At Bryan's main post office Monday, the lines had already started to form, while the drop off boxes were getting more attention than usual.
That's because taxpayers are down to the wire.
"Normally I do it on-line," Veronica Beltran said. "I usually get it done sooner, but this year I cut it close."
Post offices are expected to be the hot spot in town Tuesday, because letters addressed to Uncle Sam must be post-marked by midnight.
"You always have those individuals who always come the last day for whatever reason that may be," said Ron Glenn, Postmaster of Bryan "Whether it's tradition or the need to get the forms or whatever, so I'm sure we'll be quite busy Tuesday on the 17th."
The post office isn't the only place that will be busy Tuesday, 54-percent of people say they file their taxes on-line.
The IRS is sending a warning, beware of scam artists.
Internet thieves can set up websites that look like the IRS web page.
They redirect refunds to their own bank accounts, instead of the taxpayer's.
"You're giving away a lot of information and we hear about identity theft everyday," Larry Lightfoot with the Better Business Bureau said. "That's pretty easy to sacrifice if you're doing business with the wrong person."
Taxpayers had two extra days to get their taxes in on time, since April 15th fell on a Sunday and Monday marked Emancipation Day.

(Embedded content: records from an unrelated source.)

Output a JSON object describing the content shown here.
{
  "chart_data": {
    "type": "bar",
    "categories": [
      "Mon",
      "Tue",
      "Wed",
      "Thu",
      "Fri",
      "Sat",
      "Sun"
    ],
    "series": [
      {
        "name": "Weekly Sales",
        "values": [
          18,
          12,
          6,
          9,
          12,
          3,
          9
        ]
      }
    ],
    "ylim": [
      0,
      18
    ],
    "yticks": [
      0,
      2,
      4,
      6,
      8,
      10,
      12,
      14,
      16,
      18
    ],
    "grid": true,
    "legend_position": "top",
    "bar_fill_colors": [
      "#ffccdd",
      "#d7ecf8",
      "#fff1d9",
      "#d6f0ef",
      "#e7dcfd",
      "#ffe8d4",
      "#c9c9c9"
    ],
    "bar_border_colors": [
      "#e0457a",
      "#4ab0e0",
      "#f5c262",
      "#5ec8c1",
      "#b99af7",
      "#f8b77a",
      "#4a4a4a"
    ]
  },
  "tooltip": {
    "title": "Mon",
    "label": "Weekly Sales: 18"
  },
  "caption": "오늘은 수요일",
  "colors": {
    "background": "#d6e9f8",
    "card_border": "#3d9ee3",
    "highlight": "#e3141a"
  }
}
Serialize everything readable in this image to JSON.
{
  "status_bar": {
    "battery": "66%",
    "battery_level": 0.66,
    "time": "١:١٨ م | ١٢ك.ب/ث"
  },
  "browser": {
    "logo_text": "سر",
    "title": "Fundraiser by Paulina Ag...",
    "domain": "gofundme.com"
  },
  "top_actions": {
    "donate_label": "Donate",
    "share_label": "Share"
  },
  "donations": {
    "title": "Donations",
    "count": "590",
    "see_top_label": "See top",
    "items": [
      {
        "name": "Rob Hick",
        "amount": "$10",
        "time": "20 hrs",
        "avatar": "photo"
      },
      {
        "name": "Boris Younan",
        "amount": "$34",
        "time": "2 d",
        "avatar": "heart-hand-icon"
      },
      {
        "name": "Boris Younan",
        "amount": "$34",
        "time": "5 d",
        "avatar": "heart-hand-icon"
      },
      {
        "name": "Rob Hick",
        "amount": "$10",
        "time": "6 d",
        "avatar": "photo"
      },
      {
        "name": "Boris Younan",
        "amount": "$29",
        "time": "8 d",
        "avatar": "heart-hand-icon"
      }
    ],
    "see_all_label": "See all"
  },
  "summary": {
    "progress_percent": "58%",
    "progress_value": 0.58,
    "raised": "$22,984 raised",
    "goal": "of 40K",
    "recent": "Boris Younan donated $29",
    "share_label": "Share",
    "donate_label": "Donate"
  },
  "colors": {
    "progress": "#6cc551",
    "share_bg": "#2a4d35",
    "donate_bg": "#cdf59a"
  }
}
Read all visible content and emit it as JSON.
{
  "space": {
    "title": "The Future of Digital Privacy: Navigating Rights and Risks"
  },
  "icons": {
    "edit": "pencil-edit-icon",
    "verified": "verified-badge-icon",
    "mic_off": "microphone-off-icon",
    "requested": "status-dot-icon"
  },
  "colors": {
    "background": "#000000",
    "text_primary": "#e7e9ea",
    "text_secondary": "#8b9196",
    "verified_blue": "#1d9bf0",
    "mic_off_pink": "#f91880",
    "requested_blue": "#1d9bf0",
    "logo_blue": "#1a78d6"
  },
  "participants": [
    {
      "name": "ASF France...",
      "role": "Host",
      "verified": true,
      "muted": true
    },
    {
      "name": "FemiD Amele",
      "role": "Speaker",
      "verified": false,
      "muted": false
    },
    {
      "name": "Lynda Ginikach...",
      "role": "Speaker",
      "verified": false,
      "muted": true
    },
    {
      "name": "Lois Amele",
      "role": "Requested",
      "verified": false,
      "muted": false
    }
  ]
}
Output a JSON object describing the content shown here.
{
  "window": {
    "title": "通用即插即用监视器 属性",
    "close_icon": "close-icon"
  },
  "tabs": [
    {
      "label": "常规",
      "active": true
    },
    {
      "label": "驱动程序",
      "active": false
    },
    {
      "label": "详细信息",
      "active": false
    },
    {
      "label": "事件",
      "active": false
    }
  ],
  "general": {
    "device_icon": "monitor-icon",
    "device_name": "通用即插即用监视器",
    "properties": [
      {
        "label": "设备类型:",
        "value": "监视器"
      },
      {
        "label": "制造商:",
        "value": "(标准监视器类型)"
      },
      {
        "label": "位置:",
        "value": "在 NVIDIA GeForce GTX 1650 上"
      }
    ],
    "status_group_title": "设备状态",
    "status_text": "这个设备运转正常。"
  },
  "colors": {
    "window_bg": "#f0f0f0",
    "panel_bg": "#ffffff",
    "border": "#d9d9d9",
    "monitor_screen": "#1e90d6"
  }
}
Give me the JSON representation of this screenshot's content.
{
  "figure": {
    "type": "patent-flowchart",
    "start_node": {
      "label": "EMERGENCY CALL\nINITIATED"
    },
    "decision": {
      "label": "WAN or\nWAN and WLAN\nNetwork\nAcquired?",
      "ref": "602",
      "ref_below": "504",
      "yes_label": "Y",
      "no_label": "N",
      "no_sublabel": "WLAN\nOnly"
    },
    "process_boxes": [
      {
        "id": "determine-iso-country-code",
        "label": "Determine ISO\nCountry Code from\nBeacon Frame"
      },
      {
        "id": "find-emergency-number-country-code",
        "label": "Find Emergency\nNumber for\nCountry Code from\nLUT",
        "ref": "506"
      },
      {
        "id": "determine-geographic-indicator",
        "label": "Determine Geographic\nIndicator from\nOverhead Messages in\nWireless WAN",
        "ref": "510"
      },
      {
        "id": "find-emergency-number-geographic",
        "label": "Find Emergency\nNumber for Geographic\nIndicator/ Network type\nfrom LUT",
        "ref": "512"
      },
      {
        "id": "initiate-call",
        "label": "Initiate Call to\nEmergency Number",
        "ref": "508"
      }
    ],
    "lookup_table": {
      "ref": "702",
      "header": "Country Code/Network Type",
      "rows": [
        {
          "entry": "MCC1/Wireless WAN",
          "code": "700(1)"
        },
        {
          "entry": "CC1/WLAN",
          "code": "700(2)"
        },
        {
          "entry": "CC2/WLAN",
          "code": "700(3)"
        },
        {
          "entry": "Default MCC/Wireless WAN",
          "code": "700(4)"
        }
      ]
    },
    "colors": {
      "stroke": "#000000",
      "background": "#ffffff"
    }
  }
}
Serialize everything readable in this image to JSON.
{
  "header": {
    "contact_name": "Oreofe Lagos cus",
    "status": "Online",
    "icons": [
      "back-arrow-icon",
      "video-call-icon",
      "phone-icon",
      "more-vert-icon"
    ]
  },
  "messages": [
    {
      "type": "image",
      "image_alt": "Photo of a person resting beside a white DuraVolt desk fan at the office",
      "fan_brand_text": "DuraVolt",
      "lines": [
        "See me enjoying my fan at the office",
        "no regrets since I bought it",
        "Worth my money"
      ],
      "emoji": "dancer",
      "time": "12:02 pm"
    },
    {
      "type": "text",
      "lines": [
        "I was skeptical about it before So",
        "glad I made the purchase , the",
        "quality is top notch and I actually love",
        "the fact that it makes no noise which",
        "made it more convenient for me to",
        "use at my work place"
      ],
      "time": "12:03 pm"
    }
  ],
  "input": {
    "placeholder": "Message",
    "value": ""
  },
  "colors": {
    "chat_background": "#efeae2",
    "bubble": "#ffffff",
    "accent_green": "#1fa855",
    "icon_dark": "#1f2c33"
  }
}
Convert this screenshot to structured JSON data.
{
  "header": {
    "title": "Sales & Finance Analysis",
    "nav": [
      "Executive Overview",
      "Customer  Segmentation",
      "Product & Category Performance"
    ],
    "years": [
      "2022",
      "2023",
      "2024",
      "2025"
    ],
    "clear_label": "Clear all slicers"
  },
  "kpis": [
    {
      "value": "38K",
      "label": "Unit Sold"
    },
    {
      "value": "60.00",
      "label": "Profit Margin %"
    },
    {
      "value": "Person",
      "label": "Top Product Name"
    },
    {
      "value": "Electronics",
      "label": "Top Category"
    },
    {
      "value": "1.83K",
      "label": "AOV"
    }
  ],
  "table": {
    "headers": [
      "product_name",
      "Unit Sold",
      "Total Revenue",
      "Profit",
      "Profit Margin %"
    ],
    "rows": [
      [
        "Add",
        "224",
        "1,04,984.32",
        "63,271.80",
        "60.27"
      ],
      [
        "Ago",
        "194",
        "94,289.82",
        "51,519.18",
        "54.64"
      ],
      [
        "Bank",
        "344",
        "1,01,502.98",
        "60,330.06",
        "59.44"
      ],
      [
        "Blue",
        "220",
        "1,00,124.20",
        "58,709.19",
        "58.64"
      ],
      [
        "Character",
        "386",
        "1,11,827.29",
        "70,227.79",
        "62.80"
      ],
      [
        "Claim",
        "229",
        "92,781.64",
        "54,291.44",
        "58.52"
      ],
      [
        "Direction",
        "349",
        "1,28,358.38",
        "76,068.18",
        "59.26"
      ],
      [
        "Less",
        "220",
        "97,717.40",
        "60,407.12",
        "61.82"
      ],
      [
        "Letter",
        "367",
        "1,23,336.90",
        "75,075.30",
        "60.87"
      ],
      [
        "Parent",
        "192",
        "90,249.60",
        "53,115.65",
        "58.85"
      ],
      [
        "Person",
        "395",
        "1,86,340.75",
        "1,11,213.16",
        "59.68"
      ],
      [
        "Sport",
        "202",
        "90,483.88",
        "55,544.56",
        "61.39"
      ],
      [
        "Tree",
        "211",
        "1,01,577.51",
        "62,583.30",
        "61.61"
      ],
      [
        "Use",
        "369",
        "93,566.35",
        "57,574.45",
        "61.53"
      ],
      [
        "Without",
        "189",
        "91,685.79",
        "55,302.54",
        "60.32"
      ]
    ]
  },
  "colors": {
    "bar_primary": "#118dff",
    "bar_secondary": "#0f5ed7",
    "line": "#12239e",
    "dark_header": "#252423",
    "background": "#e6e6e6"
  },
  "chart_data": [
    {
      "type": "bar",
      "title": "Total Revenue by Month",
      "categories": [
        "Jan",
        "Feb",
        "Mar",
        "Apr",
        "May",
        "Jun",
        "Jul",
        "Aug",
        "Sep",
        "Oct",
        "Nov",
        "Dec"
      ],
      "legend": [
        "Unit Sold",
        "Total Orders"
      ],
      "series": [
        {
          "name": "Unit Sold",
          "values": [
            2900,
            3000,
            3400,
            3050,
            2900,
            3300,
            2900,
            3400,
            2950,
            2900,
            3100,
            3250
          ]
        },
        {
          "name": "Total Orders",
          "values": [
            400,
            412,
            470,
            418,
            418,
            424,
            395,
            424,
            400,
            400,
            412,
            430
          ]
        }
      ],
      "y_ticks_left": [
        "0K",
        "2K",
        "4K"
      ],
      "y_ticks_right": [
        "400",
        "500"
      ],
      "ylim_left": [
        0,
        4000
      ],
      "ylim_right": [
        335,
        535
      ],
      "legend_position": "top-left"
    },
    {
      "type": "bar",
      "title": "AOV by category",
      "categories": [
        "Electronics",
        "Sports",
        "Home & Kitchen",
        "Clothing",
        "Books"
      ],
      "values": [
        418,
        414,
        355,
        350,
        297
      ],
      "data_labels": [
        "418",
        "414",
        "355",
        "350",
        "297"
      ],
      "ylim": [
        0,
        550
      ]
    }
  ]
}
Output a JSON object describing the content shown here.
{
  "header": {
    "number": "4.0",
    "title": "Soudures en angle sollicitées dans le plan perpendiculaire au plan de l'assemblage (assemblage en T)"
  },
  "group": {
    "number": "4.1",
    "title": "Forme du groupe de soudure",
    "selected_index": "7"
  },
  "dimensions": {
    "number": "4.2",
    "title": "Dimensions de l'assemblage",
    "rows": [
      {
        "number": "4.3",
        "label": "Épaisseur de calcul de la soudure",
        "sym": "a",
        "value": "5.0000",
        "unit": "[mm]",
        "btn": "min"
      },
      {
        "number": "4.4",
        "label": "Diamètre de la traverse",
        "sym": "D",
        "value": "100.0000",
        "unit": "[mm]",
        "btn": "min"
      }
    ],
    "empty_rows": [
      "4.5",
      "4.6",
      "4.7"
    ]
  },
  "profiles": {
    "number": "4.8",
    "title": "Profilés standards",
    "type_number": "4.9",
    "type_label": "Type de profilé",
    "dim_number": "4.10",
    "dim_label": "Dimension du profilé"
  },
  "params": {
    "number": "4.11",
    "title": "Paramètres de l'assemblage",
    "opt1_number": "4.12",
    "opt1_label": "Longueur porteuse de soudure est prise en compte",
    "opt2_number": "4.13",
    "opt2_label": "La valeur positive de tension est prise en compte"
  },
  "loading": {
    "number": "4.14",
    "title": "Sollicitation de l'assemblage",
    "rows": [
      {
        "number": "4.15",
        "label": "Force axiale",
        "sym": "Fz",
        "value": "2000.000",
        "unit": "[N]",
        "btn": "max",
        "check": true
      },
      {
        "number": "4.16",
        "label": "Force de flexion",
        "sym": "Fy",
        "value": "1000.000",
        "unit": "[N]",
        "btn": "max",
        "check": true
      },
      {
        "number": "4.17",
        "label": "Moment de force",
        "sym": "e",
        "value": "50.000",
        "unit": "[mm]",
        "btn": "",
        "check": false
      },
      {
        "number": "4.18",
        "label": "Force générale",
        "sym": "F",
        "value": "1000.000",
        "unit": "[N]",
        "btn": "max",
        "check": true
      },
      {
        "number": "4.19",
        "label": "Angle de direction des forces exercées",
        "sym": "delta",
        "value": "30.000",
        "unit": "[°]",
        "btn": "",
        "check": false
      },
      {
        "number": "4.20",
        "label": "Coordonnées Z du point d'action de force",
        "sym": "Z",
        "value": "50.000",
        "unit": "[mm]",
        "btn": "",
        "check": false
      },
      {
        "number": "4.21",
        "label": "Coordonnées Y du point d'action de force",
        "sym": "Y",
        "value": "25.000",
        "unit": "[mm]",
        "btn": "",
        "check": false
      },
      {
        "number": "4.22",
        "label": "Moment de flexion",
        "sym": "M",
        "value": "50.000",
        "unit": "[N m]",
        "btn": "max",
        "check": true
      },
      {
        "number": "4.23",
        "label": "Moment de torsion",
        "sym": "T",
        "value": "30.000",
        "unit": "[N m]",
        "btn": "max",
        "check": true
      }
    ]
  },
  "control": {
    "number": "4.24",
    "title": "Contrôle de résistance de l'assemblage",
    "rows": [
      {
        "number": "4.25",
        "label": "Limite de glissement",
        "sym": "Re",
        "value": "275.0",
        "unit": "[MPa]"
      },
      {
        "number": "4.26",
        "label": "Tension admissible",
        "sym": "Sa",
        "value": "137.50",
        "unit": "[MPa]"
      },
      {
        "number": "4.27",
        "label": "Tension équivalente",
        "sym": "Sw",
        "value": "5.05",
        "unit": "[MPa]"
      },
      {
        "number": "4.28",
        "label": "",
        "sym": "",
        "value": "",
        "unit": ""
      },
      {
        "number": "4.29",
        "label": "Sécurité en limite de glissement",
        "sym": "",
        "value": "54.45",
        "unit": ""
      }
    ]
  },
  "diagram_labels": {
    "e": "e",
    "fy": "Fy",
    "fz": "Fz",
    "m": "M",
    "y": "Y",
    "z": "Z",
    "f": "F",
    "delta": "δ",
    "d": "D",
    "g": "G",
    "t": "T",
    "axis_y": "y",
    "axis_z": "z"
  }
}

But, will that be enough?
Only the lines will tell.
The Bryan Main Post Office will be open Tuesday until 6:30 p.m.
Greeters will also be outside to accept tax returns, and a drop box will be available outside the post office until midnight.